:: Working data ::
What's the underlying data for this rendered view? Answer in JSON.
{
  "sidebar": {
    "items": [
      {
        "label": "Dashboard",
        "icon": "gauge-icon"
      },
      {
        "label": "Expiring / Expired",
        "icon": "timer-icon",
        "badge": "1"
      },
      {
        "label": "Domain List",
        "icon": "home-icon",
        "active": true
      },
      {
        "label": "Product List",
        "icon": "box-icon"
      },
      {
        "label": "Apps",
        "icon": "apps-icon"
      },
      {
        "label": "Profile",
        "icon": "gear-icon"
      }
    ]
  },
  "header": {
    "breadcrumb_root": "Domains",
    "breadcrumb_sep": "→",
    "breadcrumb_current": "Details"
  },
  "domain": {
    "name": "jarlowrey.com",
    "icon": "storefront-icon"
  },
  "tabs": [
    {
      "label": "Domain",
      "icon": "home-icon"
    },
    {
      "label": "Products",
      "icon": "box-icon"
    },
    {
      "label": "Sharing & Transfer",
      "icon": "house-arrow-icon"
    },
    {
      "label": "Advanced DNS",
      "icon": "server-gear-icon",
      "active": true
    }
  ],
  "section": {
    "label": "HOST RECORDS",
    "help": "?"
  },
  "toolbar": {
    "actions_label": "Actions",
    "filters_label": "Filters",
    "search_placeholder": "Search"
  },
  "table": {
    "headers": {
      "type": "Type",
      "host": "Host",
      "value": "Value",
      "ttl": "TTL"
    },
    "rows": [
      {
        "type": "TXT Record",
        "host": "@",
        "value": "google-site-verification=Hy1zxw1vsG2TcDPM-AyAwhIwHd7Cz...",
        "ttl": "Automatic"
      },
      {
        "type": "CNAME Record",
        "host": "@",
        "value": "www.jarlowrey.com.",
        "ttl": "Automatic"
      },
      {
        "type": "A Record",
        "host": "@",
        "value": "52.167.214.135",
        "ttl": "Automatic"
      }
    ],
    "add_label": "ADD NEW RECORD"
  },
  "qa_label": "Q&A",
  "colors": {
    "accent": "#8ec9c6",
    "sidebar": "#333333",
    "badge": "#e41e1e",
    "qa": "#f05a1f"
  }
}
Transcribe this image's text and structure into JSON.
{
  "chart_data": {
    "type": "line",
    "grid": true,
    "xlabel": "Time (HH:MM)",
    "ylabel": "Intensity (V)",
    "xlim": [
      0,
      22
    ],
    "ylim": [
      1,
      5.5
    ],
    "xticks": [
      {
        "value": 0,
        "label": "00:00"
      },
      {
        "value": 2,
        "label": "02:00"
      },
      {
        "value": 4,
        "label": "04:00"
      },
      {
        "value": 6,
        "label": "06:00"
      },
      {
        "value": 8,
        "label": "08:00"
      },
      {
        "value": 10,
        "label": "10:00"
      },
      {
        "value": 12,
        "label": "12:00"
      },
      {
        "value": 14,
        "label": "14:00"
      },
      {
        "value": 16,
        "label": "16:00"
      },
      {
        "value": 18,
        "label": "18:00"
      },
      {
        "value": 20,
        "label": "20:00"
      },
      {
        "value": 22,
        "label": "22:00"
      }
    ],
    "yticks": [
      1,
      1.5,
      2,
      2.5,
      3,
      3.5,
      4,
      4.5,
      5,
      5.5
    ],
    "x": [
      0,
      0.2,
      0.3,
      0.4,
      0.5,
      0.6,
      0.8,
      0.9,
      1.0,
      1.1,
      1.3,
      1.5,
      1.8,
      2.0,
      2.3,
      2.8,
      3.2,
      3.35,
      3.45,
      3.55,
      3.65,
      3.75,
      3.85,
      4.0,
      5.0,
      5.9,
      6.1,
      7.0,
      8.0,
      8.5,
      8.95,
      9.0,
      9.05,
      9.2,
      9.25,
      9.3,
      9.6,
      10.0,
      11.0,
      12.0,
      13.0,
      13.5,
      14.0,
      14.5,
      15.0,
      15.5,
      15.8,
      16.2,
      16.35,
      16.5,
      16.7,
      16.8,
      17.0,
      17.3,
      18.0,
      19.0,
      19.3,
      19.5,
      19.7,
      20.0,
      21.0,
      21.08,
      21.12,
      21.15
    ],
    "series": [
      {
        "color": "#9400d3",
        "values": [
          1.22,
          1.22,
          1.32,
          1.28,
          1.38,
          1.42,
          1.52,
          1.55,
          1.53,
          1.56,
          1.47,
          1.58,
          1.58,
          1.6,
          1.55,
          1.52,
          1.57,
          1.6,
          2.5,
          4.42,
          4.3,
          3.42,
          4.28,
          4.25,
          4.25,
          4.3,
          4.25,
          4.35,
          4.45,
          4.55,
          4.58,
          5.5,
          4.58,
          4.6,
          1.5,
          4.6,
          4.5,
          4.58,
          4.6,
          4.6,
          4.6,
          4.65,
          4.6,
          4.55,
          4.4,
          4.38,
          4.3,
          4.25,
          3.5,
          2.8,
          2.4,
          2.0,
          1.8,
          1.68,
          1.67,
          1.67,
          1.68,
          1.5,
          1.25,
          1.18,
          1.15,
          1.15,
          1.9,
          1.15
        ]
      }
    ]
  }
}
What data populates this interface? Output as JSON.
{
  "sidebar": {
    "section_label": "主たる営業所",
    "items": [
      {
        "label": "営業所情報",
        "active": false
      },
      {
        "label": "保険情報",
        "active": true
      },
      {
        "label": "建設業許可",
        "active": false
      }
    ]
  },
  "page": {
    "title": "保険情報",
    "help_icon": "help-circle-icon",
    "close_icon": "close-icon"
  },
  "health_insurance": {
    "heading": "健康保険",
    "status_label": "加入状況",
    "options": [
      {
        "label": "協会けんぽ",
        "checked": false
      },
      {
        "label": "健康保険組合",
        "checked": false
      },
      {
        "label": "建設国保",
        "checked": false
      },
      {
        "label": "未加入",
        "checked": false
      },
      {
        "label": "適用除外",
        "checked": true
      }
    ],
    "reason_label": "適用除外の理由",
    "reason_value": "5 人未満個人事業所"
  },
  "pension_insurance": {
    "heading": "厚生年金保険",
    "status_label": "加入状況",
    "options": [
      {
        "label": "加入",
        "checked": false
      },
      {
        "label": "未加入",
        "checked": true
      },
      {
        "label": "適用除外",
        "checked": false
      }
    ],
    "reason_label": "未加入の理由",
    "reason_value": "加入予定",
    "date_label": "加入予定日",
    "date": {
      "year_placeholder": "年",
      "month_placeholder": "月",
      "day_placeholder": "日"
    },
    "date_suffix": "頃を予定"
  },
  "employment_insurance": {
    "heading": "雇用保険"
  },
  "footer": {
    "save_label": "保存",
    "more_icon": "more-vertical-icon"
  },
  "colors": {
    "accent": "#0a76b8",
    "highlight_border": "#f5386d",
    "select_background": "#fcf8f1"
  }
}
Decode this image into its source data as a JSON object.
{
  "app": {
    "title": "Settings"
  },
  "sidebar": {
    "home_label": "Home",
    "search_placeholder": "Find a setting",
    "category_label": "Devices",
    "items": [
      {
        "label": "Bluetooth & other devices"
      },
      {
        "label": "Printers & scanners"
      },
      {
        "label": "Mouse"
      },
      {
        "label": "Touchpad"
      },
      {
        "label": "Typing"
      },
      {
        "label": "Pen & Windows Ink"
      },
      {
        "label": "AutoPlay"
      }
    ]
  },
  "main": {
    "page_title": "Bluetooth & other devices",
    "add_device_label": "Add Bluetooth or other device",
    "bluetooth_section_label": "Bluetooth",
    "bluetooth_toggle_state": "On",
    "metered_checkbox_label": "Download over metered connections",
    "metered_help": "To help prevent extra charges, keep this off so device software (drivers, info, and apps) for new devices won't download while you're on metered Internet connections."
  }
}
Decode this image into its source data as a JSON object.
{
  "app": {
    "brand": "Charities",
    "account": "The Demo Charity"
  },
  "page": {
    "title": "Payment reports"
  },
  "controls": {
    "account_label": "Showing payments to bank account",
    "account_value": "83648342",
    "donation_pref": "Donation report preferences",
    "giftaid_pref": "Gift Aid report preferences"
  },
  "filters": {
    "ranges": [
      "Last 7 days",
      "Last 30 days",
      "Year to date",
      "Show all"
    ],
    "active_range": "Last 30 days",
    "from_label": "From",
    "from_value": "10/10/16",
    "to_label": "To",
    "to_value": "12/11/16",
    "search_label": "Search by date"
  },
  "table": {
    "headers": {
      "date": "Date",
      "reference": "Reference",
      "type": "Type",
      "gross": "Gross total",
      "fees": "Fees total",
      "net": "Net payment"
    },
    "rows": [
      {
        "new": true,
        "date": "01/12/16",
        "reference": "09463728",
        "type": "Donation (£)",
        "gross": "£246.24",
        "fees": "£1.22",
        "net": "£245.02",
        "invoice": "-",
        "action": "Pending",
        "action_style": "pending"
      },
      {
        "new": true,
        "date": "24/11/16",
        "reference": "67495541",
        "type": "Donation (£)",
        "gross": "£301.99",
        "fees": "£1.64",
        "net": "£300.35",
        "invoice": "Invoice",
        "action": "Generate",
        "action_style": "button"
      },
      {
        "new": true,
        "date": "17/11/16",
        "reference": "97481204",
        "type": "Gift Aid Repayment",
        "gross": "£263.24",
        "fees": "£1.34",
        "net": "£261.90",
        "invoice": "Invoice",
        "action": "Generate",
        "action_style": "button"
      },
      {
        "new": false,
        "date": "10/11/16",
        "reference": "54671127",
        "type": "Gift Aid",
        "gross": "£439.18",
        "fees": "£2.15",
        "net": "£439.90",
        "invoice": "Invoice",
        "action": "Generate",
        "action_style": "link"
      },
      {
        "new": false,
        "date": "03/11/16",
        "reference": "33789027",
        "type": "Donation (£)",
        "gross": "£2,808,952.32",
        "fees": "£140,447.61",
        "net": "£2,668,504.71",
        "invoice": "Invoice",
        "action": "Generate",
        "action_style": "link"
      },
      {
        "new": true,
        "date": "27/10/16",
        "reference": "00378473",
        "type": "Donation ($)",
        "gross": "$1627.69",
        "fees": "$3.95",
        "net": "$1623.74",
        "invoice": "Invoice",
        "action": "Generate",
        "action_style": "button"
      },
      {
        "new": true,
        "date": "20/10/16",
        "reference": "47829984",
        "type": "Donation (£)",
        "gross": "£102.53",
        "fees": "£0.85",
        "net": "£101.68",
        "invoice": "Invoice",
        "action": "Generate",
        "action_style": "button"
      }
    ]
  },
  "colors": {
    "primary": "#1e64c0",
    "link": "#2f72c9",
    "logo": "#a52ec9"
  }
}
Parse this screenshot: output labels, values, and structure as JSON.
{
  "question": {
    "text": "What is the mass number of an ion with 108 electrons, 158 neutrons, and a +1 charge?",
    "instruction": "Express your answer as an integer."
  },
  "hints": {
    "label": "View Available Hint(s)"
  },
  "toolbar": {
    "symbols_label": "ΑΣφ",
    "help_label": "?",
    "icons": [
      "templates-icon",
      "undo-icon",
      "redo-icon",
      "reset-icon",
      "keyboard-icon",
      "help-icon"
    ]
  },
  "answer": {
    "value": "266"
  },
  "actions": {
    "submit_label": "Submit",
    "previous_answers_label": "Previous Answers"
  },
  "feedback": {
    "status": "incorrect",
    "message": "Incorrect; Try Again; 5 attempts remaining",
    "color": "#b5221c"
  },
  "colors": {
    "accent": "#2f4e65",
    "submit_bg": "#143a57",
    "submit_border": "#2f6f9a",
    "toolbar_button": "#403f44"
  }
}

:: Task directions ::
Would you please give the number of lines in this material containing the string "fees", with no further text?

:: Problem solution ::
8